◆ ACTION ITEM
Using the records below, reproduce exactly the lines from the one containing "Read all visible content and emit it as JSON." through the end, and nothing more; skip the images.

DATASET CONTENT section start

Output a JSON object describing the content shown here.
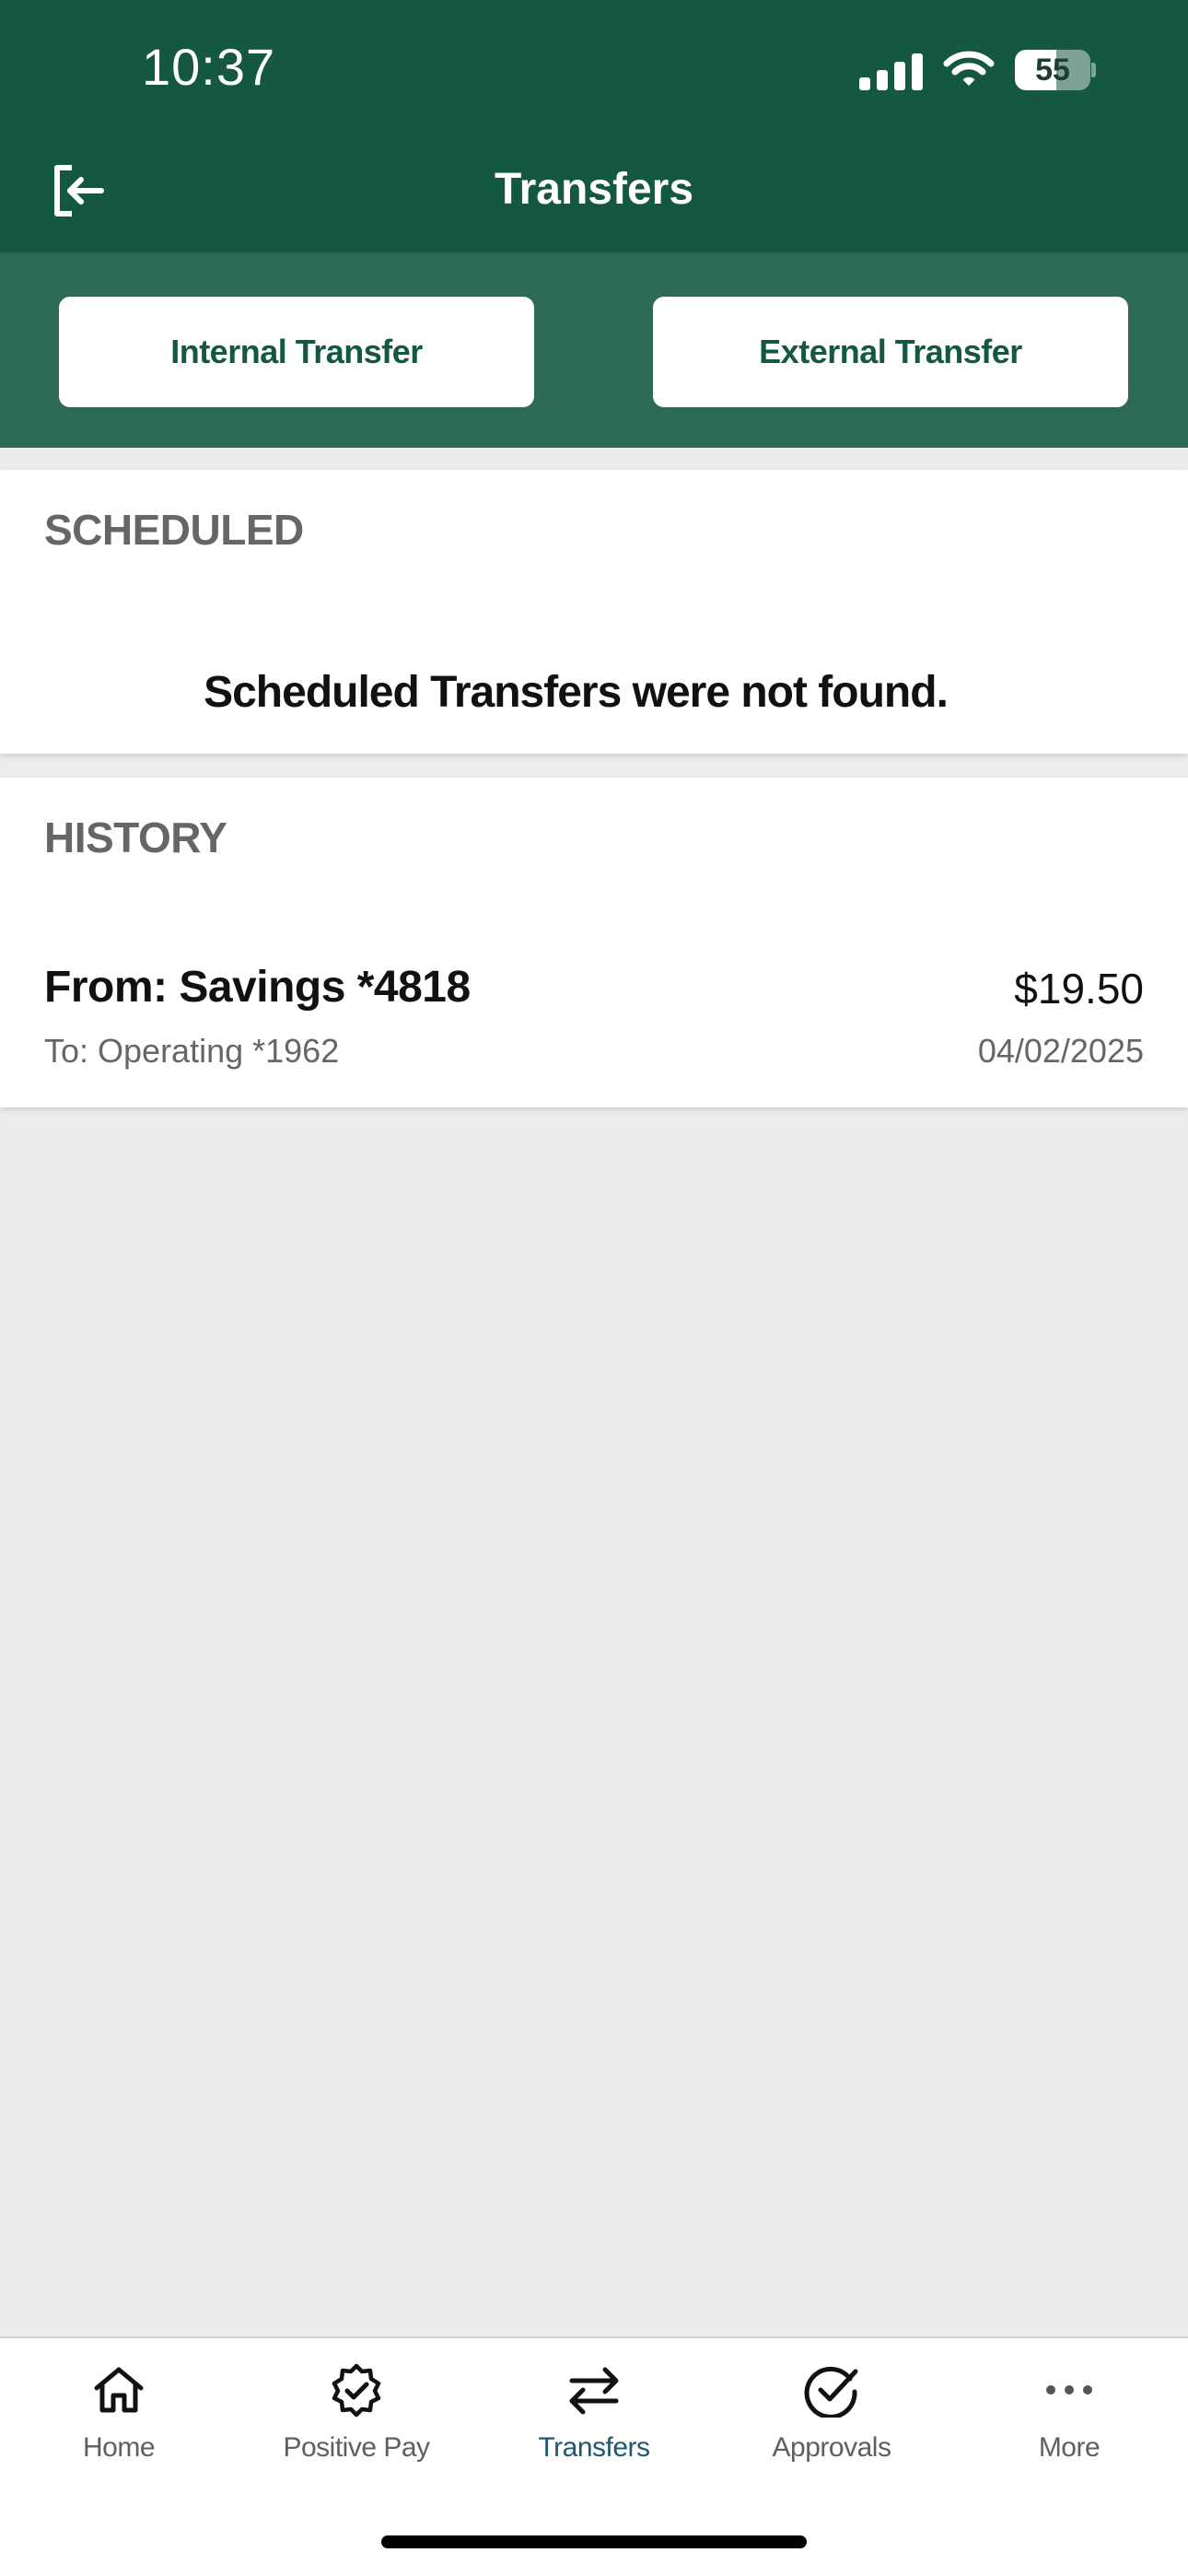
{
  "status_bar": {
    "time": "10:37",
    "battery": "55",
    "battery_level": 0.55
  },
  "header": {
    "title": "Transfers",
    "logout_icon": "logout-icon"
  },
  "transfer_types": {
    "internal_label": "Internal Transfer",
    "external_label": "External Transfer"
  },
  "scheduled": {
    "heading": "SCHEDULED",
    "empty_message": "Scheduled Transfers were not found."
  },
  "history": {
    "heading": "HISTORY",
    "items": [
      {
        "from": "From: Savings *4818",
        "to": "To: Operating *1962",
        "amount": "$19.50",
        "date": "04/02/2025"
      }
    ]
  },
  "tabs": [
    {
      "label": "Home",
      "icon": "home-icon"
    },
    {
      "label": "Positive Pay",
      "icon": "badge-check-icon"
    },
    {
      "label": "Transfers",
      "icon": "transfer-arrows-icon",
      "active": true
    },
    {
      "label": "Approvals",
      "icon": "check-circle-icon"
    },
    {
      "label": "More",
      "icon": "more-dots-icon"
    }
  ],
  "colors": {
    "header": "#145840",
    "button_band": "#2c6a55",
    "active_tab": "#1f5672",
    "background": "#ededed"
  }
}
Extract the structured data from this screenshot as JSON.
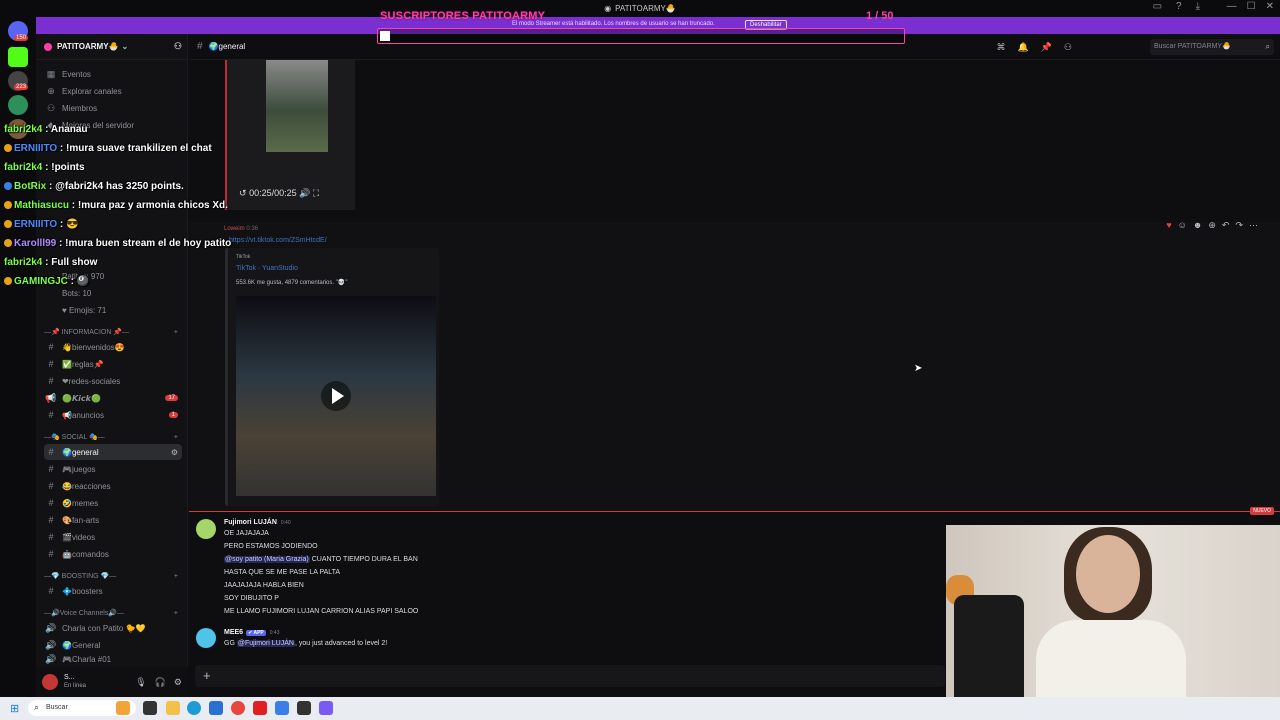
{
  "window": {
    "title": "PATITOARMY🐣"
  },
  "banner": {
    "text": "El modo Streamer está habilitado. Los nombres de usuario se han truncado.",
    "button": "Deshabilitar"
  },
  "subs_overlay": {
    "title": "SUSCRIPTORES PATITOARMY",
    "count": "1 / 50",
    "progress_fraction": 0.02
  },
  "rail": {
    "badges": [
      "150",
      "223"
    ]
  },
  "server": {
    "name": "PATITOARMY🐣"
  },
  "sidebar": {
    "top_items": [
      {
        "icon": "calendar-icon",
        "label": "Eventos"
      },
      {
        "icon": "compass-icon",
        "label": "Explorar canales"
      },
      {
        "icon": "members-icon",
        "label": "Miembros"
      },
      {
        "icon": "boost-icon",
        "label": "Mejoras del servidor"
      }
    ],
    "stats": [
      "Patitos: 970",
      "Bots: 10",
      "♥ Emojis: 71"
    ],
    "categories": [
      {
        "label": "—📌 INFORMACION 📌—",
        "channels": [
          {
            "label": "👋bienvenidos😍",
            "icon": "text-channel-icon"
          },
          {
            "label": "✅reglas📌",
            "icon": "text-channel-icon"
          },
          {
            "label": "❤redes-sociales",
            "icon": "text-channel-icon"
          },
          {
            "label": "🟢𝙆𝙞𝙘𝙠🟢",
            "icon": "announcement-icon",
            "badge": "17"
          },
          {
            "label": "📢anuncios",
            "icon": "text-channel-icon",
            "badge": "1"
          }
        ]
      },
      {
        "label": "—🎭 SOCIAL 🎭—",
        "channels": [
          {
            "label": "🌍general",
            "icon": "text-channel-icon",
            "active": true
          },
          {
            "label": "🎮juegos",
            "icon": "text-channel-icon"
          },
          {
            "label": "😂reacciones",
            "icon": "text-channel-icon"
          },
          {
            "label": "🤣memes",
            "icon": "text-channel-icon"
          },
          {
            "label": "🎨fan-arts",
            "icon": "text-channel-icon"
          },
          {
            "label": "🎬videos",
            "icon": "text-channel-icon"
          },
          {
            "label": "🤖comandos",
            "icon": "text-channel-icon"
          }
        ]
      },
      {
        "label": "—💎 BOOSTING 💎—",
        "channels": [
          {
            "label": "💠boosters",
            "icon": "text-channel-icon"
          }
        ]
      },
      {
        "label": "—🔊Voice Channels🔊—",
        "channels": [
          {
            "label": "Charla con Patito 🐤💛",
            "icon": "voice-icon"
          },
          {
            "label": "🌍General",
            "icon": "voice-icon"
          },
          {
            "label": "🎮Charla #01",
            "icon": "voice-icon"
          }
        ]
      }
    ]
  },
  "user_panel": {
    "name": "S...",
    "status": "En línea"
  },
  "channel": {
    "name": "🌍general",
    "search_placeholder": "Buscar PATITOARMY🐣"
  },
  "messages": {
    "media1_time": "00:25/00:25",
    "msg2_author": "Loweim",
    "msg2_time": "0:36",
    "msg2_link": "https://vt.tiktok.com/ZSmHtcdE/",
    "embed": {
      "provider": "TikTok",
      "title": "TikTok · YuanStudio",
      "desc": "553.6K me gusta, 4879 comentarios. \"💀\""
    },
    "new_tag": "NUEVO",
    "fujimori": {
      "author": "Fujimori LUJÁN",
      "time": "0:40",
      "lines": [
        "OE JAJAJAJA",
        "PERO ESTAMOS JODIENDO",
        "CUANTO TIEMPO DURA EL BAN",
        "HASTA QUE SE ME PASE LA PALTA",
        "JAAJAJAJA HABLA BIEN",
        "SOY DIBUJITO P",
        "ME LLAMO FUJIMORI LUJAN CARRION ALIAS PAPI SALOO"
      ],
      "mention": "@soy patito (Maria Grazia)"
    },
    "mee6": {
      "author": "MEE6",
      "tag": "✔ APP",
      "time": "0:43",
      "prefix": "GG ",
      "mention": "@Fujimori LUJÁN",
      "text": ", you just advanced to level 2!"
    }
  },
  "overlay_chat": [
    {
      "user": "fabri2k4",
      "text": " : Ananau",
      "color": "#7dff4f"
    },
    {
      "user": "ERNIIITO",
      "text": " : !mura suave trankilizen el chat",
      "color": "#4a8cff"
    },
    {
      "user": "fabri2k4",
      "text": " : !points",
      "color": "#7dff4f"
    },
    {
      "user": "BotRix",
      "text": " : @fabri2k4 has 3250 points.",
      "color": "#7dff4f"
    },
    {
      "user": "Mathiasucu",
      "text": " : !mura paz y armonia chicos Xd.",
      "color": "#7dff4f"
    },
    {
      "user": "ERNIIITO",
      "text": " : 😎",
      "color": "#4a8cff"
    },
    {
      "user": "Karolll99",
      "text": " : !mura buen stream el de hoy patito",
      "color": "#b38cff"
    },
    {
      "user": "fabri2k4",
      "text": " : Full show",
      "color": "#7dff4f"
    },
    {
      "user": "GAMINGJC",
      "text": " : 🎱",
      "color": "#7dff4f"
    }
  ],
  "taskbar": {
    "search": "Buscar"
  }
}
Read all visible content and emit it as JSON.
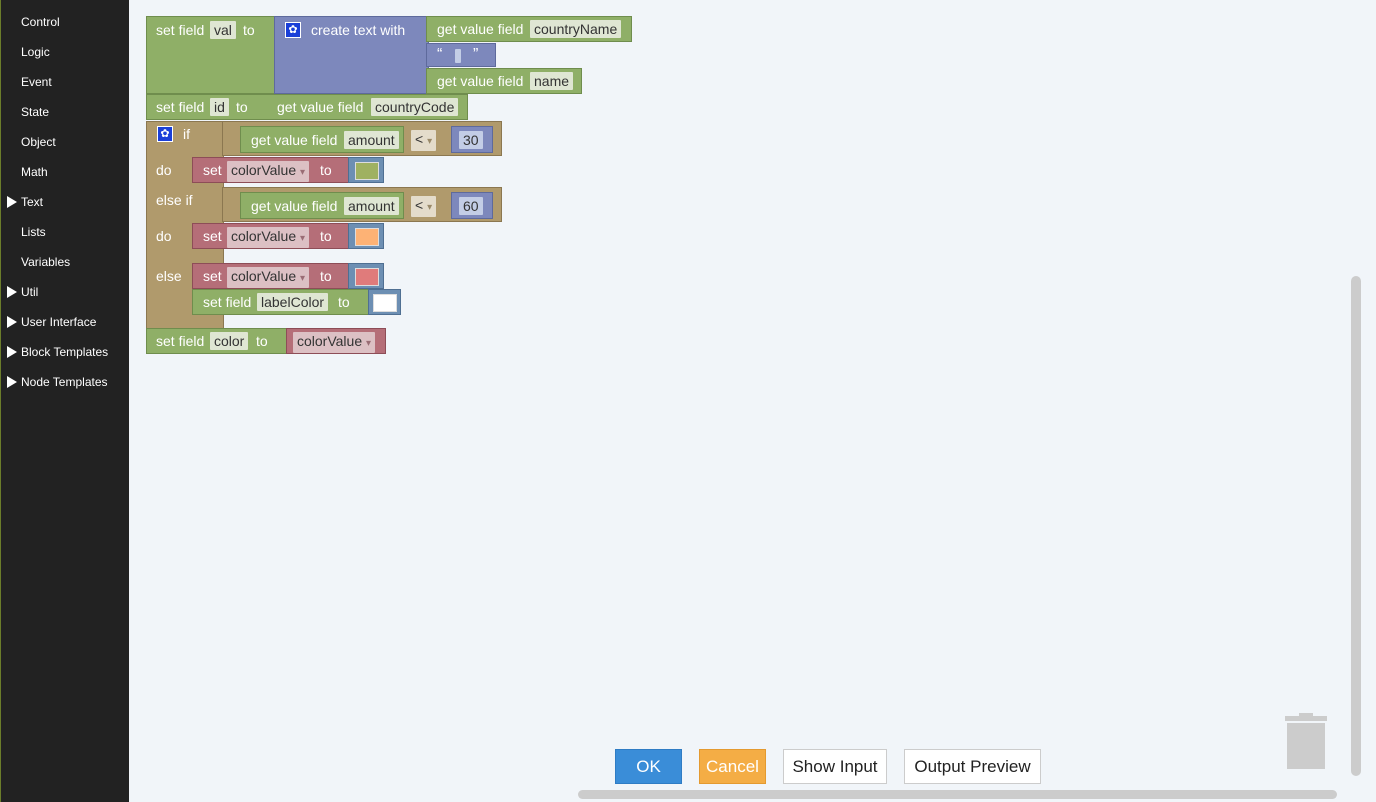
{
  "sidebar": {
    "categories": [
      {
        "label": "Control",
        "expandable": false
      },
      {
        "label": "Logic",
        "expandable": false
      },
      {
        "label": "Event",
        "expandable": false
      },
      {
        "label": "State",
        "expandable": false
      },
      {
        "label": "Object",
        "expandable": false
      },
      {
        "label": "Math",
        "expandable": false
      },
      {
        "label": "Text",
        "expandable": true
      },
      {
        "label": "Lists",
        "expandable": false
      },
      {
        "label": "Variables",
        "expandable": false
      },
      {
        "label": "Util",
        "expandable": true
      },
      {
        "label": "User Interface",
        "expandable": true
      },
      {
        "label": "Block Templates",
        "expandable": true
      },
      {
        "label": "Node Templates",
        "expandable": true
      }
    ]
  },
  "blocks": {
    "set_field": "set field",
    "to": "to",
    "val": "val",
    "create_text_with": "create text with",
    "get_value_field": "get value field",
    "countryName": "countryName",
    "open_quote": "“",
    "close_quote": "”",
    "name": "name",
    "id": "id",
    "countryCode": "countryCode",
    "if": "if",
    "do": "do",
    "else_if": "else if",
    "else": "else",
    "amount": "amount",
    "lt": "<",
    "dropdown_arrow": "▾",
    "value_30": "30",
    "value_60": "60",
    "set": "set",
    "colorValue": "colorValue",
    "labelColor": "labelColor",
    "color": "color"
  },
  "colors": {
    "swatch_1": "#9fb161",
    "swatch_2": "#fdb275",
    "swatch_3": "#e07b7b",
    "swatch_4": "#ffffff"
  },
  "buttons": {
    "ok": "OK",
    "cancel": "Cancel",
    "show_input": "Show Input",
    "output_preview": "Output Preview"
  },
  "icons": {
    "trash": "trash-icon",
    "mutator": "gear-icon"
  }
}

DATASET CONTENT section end

◆ PROBLEM SOLUTION
Read all visible content and emit it as JSON.
{
  "sidebar": {
    "categories": [
      {
        "label": "Control",
        "expandable": false
      },
      {
        "label": "Logic",
        "expandable": false
      },
      {
        "label": "Event",
        "expandable": false
      },
      {
        "label": "State",
        "expandable": false
      },
      {
        "label": "Object",
        "expandable": false
      },
      {
        "label": "Math",
        "expandable": false
      },
      {
        "label": "Text",
        "expandable": true
      },
      {
        "label": "Lists",
        "expandable": false
      },
      {
        "label": "Variables",
        "expandable": false
      },
      {
        "label": "Util",
        "expandable": true
      },
      {
        "label": "User Interface",
        "expandable": true
      },
      {
        "label": "Block Templates",
        "expandable": true
      },
      {
        "label": "Node Templates",
        "expandable": true
      }
    ]
  },
  "blocks": {
    "set_field": "set field",
    "to": "to",
    "val": "val",
    "create_text_with": "create text with",
    "get_value_field": "get value field",
    "countryName": "countryName",
    "open_quote": "“",
    "close_quote": "”",
    "name": "name",
    "id": "id",
    "countryCode": "countryCode",
    "if": "if",
    "do": "do",
    "else_if": "else if",
    "else": "else",
    "amount": "amount",
    "lt": "<",
    "dropdown_arrow": "▾",
    "value_30": "30",
    "value_60": "60",
    "set": "set",
    "colorValue": "colorValue",
    "labelColor": "labelColor",
    "color": "color"
  },
  "colors": {
    "swatch_1": "#9fb161",
    "swatch_2": "#fdb275",
    "swatch_3": "#e07b7b",
    "swatch_4": "#ffffff"
  },
  "buttons": {
    "ok": "OK",
    "cancel": "Cancel",
    "show_input": "Show Input",
    "output_preview": "Output Preview"
  },
  "icons": {
    "trash": "trash-icon",
    "mutator": "gear-icon"
  }
}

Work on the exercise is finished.